■ WORK ITEM ■
Search the records for the word "avatar". Copy every line where it appears.

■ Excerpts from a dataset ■
____

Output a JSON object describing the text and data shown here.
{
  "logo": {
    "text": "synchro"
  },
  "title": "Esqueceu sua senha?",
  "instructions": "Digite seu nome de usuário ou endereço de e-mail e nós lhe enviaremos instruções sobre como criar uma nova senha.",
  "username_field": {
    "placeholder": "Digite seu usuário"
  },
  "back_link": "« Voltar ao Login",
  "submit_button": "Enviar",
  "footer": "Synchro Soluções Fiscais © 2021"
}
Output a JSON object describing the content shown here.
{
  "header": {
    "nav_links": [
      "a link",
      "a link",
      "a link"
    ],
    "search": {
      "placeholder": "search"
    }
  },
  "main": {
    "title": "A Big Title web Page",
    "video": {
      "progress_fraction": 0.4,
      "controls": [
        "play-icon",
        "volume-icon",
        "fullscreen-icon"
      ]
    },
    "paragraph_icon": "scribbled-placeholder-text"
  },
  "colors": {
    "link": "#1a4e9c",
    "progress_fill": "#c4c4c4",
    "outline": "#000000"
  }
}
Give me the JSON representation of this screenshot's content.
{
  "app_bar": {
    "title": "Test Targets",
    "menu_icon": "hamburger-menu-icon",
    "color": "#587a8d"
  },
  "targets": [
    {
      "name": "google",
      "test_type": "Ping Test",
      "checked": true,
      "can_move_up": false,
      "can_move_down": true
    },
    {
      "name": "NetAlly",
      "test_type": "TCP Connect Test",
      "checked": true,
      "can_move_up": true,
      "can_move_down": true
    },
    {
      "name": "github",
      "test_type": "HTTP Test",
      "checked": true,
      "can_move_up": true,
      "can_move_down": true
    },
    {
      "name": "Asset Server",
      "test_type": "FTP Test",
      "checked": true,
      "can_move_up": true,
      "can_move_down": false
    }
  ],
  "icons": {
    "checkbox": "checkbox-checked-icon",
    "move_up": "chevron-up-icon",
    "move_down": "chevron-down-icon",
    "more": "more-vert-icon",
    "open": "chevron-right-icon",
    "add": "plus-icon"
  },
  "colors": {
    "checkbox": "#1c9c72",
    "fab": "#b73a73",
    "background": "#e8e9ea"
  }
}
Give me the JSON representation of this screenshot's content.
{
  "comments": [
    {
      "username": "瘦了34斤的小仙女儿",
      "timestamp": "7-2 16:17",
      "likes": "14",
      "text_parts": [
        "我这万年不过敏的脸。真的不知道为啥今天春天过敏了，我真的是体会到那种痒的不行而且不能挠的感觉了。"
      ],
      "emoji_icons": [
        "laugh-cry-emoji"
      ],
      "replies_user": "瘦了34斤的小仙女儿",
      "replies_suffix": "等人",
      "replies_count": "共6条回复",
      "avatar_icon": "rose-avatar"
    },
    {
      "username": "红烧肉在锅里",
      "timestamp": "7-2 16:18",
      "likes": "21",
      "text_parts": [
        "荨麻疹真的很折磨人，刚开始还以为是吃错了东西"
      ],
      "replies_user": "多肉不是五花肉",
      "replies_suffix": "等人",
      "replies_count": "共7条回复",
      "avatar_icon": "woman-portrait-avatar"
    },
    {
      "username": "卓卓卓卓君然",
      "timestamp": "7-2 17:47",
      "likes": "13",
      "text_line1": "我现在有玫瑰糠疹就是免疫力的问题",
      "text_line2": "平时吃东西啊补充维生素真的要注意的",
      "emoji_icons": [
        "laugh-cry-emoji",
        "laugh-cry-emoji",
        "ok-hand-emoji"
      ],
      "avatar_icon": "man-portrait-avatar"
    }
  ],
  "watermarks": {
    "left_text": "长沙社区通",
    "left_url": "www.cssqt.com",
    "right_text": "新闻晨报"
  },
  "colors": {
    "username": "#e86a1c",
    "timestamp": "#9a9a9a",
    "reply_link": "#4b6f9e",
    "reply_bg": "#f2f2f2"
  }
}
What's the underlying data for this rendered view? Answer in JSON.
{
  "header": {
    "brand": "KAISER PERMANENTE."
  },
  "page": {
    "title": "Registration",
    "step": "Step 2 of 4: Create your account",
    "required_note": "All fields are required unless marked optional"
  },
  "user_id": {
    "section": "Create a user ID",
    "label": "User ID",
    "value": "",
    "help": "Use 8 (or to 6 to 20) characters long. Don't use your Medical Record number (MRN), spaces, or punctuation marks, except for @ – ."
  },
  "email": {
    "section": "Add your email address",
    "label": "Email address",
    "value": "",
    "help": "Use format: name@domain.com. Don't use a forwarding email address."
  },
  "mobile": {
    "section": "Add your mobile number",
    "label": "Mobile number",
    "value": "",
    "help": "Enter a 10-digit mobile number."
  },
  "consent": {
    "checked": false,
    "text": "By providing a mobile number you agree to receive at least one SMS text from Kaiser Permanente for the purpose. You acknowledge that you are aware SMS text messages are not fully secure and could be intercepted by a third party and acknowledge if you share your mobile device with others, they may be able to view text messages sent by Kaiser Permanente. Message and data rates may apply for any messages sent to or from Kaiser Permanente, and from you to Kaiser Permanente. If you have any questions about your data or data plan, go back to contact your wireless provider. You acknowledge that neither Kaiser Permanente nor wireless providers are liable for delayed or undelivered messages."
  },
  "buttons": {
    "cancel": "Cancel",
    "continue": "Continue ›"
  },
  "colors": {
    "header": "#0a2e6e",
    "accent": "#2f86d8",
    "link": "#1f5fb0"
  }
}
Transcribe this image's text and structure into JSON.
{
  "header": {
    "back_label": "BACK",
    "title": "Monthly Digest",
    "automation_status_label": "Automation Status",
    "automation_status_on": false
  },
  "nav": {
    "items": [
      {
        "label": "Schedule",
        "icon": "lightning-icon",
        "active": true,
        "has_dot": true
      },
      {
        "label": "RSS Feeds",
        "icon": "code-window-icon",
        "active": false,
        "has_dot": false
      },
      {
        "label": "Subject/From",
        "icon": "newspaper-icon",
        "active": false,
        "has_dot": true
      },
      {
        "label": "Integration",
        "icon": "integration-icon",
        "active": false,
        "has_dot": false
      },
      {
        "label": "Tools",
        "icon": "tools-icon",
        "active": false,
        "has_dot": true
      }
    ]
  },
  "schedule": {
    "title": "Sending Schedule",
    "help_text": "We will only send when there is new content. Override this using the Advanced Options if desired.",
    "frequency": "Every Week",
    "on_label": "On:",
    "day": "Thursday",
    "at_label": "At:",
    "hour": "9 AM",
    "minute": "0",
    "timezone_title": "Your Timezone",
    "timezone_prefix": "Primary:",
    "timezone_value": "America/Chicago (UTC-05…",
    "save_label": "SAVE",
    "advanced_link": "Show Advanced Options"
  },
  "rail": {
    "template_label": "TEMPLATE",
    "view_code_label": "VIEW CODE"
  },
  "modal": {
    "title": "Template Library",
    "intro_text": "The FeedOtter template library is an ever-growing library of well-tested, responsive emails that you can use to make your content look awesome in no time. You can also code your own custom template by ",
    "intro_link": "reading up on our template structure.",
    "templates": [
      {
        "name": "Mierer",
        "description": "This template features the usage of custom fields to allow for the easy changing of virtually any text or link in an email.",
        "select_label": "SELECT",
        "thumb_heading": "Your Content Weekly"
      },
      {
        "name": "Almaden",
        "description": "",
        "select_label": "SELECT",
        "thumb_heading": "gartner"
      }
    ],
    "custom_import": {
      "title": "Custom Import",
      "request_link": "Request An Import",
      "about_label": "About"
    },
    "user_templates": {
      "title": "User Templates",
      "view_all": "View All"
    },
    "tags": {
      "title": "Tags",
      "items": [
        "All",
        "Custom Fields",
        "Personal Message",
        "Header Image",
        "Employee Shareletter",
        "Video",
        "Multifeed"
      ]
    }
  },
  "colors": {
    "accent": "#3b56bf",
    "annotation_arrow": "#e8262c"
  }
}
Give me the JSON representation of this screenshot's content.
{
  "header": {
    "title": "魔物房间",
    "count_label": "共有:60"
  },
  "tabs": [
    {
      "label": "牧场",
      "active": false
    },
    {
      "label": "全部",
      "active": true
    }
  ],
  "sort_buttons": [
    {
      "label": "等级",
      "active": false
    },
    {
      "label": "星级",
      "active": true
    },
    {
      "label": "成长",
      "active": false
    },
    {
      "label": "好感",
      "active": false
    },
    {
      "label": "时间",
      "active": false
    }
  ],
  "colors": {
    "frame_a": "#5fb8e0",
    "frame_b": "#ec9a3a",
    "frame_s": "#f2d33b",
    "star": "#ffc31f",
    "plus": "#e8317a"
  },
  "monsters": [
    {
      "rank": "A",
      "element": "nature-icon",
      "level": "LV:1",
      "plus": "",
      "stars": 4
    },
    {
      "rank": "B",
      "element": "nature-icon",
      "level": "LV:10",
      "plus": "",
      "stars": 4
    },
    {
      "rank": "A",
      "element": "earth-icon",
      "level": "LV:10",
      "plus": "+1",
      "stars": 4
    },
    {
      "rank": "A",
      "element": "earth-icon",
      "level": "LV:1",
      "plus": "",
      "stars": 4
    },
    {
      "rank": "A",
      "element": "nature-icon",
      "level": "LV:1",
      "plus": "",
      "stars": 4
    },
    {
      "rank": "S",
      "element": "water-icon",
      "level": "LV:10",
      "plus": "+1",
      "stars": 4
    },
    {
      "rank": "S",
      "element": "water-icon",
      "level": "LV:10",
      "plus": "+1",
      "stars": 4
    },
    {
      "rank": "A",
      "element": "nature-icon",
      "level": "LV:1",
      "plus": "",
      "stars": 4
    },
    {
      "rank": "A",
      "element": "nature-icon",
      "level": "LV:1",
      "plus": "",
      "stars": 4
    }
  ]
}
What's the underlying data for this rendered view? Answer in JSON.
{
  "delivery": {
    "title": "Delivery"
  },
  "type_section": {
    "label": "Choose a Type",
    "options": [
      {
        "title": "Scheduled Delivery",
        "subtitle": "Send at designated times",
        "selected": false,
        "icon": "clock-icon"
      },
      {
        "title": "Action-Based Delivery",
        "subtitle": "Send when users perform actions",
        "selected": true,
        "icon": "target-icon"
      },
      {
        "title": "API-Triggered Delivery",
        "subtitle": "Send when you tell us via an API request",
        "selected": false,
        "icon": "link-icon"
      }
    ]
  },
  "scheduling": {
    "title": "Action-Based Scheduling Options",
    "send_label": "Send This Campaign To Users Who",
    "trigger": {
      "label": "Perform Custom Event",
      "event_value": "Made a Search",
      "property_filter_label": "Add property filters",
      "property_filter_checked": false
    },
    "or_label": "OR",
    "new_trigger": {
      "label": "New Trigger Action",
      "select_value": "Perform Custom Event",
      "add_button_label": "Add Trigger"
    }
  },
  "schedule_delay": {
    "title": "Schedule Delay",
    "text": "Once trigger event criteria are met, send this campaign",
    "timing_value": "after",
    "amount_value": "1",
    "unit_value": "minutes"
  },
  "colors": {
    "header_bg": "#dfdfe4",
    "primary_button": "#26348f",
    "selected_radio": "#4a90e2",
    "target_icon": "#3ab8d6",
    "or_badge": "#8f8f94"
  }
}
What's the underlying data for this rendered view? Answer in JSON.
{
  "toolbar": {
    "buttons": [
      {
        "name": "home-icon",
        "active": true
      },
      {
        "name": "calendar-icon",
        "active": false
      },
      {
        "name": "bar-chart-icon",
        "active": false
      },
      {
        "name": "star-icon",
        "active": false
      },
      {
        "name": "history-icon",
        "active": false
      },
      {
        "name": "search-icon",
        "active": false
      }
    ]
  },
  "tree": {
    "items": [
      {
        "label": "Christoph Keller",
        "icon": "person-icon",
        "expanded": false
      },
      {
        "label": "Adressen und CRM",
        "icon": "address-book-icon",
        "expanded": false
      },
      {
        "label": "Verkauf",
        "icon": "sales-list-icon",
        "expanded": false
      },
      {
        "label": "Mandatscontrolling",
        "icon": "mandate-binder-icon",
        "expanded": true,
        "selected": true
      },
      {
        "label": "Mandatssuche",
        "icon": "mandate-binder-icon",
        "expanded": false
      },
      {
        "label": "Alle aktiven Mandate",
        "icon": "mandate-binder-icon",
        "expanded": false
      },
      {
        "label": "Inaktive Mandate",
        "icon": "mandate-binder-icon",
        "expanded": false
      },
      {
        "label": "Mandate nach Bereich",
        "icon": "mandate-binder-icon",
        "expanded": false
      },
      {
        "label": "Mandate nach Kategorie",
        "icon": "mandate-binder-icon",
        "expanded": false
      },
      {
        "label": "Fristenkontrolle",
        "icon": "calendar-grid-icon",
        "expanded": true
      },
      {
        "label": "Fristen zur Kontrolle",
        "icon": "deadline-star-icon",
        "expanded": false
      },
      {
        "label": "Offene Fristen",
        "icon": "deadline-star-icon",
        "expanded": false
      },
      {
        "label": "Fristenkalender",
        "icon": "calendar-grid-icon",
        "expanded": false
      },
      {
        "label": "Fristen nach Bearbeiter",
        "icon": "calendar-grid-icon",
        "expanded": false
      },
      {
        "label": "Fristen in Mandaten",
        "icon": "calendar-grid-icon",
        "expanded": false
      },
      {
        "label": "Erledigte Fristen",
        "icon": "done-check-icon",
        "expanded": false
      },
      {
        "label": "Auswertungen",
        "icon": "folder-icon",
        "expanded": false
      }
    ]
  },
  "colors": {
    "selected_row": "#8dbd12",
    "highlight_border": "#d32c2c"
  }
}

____

■ RESULT OF THE EXERCISE ■
      "avatar_icon": "rose-avatar"
      "avatar_icon": "woman-portrait-avatar"
      "avatar_icon": "man-portrait-avatar"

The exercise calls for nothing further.